“It was a very unanimous decision and a very enthusiastic decision to immediately shift the event … from an event about higher education funding to one about … workers rights. And we set about mobilizing people we’d been organizing for months.”
Reaction and action
Alliances already in place and with a new focus, Rickman and others turned a protest of several hundred students into something much larger.
“We turned out thousands of people and marched on the governor’s office. We packed the capitol,” explained Rickman. “We jammed the hallway and there was this huge media frenzy.”
But the media wasn’t simply interested in the occupation of the capitol. A large part of the story was the surprise that a protest about public worker rights had been led first and foremost by student activists.
“This just blew the minds of so many people in the United States and in Wisconsin and in our community that someone would fight for what they saw as someone else’s fight.”
The fact that students were leading the protest changed the tone of the coverage. It demonstrated the power of different groups of people with different interests coming together, because they saw how their causes were linked.
It wasn’t long before word spread and support rushed in. Thousands more would join, surrounding the capitol, while inside, Republican lawmakers began to worry about the strength of the protests and decided to cut mandatory hearings on the bill short. Luckily, Rickman and others reacted quickly.
“I ran around the capital saying, ‘Sit down! Sit down! We’re not leaving! We’re not leaving!’” Rickman told the audience.
“We staged what I’d like to call a sit-down strike for democracy, for workers rights… We said we’re not leaving until everyone gets to talk, until people know how terrible this bill is for every single working family across the state of Wisconsin.
“And we didn’t leave for 17 days.”
Support poured in from all over the world. People travelled great distances to join the protests. Others sent cash. Food donations came from seven different continents. One pizza delivery came from a stunned driver, who said the order had been called in from Tahrir Square in Cairo, Egypt.
Despite massive public outcry against the bill, Governor Walker and his Republican majority eventually managed to force the bill through, but not before the world took notice of what was happening.
The work continues, organizing never stops
From the protest emerged a viral video, and then a coalition effort called We are Wisconsin, which remains a powerful force in the ongoing struggle. The group is building the groundwork to recall the governor and other politicians who’ve shown such a disregard for working Wisconsin families.
The fight goes on in Wisconsin, but it may be just beginning here in Canada. Harper’s new majority government has already shown a serious disregard for workers’ rights just months into their new term. Stronger tactics are sure to come. If there’s a lesson to take from Wisconsin, it’s that it takes a foundation of strong organization and alliances to make a statement—and the will to make it happen.
“There’s a phrase I like to use; think no small thoughts,” Rickman told his audience. “We said, ‘you know what? We’re going to build a movement, and we’re going to do it right here. And we took ourselves seriously.’”

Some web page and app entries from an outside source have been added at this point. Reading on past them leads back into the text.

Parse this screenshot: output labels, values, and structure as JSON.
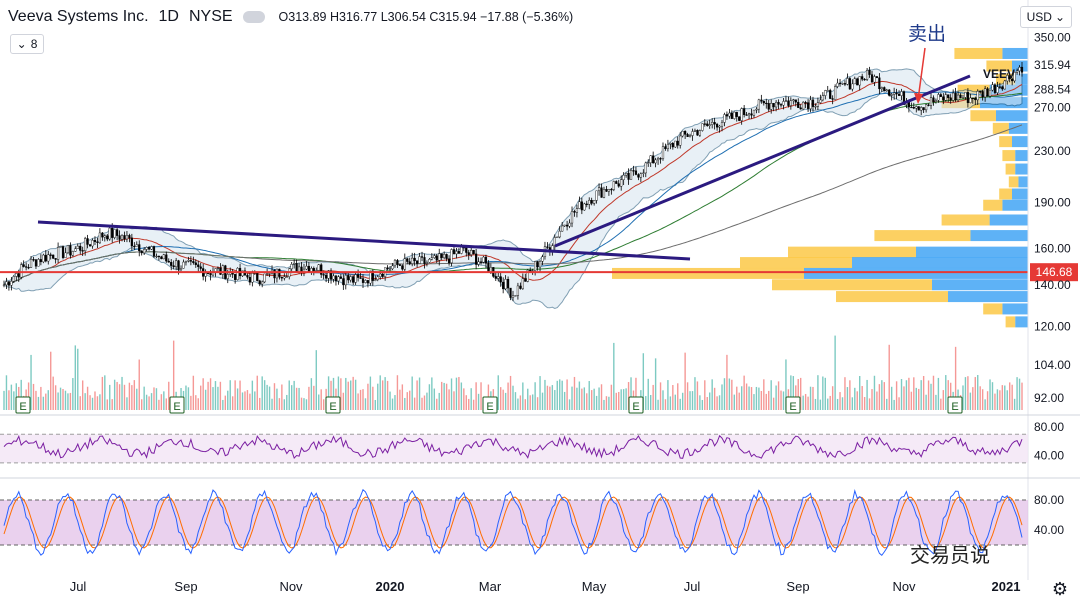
{
  "header": {
    "symbol_name": "Veeva Systems Inc.",
    "timeframe": "1D",
    "exchange": "NYSE",
    "ohlc": "O313.89 H316.77 L306.54 C315.94 −17.88 (−5.36%)",
    "collapse_label": "8",
    "currency": "USD"
  },
  "annotations": {
    "sell_label": "卖出",
    "ticker_label": "VEEV",
    "watermark": "交易员说"
  },
  "colors": {
    "up": "#26a69a",
    "down": "#ef5350",
    "trendline": "#2b1a80",
    "support": "#e53935",
    "rsi": "#7b1fa2",
    "rsi_band": "#f3e5f5",
    "stoch_k": "#2962ff",
    "stoch_d": "#ff6d00",
    "stoch_band": "#e1bee7",
    "vp_up": "#42a5f5",
    "vp_down": "#fbc02d"
  },
  "chart_data": [
    {
      "type": "candlestick",
      "title": "Veeva Systems Inc. 1D NYSE",
      "x_tick_labels": [
        "Jul",
        "Sep",
        "Nov",
        "2020",
        "Mar",
        "May",
        "Jul",
        "Sep",
        "Nov",
        "2021"
      ],
      "y_tick_labels": [
        "350.00",
        "315.94",
        "288.54",
        "270.00",
        "230.00",
        "190.00",
        "160.00",
        "146.68",
        "140.00",
        "120.00",
        "104.00",
        "92.00"
      ],
      "y_range": [
        88,
        360
      ],
      "log_scale": true,
      "last_price": 315.94,
      "sma_level_label": 288.54,
      "horizontal_support": 146.68,
      "earnings_markers": [
        "E",
        "E",
        "E",
        "E",
        "E",
        "E",
        "E",
        "E"
      ],
      "key_points": [
        {
          "date": "2019-05",
          "close": 140
        },
        {
          "date": "2019-06",
          "close": 158
        },
        {
          "date": "2019-07",
          "close": 168
        },
        {
          "date": "2019-08",
          "close": 158
        },
        {
          "date": "2019-09",
          "close": 145
        },
        {
          "date": "2019-10",
          "close": 146
        },
        {
          "date": "2019-11",
          "close": 148
        },
        {
          "date": "2019-12",
          "close": 144
        },
        {
          "date": "2020-01",
          "close": 150
        },
        {
          "date": "2020-02",
          "close": 160
        },
        {
          "date": "2020-03",
          "close": 135
        },
        {
          "date": "2020-04",
          "close": 175
        },
        {
          "date": "2020-05",
          "close": 205
        },
        {
          "date": "2020-06",
          "close": 228
        },
        {
          "date": "2020-07",
          "close": 260
        },
        {
          "date": "2020-08",
          "close": 270
        },
        {
          "date": "2020-09",
          "close": 282
        },
        {
          "date": "2020-10",
          "close": 300
        },
        {
          "date": "2020-11",
          "close": 275
        },
        {
          "date": "2020-12",
          "close": 278
        },
        {
          "date": "2021-01",
          "close": 315.94
        }
      ]
    },
    {
      "type": "line",
      "title": "RSI",
      "y_tick_labels": [
        "80.00",
        "40.00"
      ],
      "y_range": [
        20,
        90
      ]
    },
    {
      "type": "line",
      "title": "Stochastic",
      "y_tick_labels": [
        "80.00",
        "40.00"
      ],
      "y_range": [
        0,
        100
      ]
    }
  ]
}
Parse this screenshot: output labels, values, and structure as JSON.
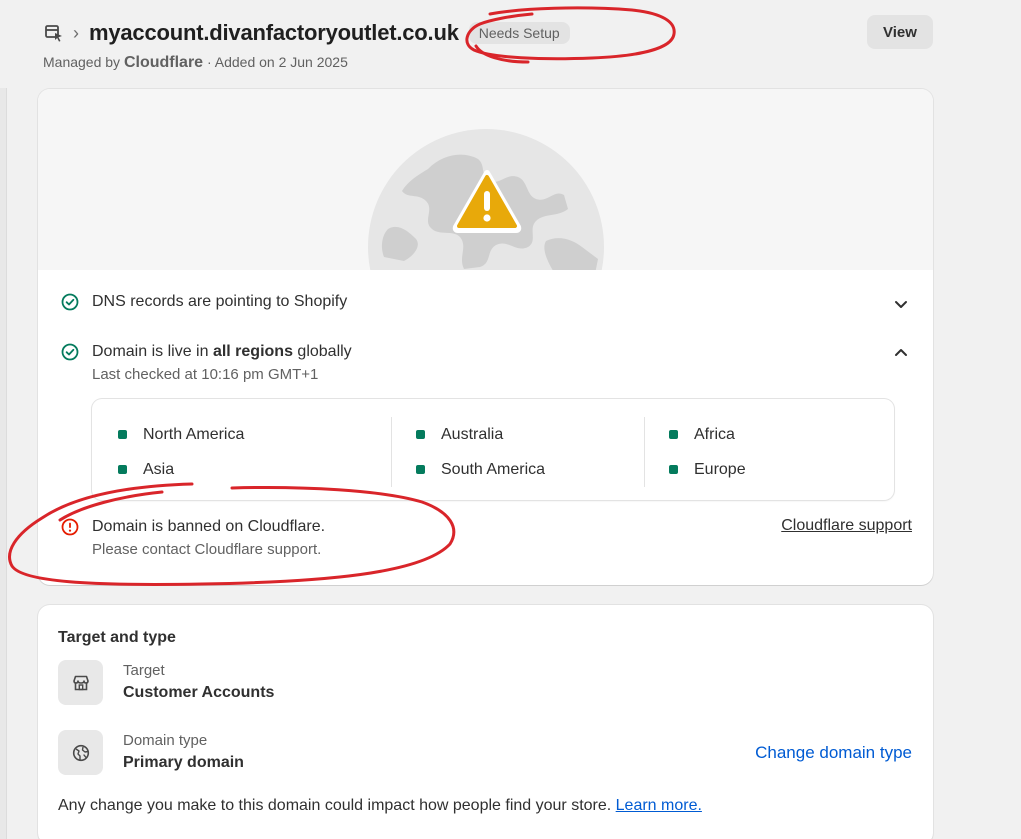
{
  "header": {
    "domain": "myaccount.divanfactoryoutlet.co.uk",
    "breadcrumb_sep": "›",
    "status_badge": "Needs Setup",
    "view_label": "View",
    "managed_by_prefix": "Managed by",
    "managed_by": "Cloudflare",
    "added_on": "· Added on 2 Jun 2025"
  },
  "status_card": {
    "dns": {
      "text": "DNS records are pointing to Shopify"
    },
    "live": {
      "text_before": "Domain is live in",
      "text_bold": "all regions",
      "text_after": "globally",
      "last_checked": "Last checked at 10:16 pm GMT+1"
    },
    "regions": [
      [
        "North America",
        "Asia"
      ],
      [
        "Australia",
        "South America"
      ],
      [
        "Africa",
        "Europe"
      ]
    ],
    "banned": {
      "text": "Domain is banned on Cloudflare.",
      "sub": "Please contact Cloudflare support.",
      "link": "Cloudflare support"
    }
  },
  "target_card": {
    "title": "Target and type",
    "target_label": "Target",
    "target_value": "Customer Accounts",
    "type_label": "Domain type",
    "type_value": "Primary domain",
    "change_link": "Change domain type",
    "note": "Any change you make to this domain could impact how people find your store.",
    "learn_more": "Learn more."
  },
  "colors": {
    "success": "#047b5d",
    "critical": "#e51c00",
    "warning": "#e8a90a",
    "link": "#005bd3",
    "annotation": "#d9252a"
  },
  "icons": [
    "domain-icon",
    "chevron-down-icon",
    "chevron-up-icon",
    "check-circle-icon",
    "alert-circle-icon",
    "warning-triangle-icon",
    "globe-icon",
    "store-icon"
  ]
}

Just a few months later, the rest of the world did too.
Wisconsin still needs your help! The push for recall elections in the state is in full swing. We Are Wisconsin is accepting donations and looking for volunteers to help with the cause.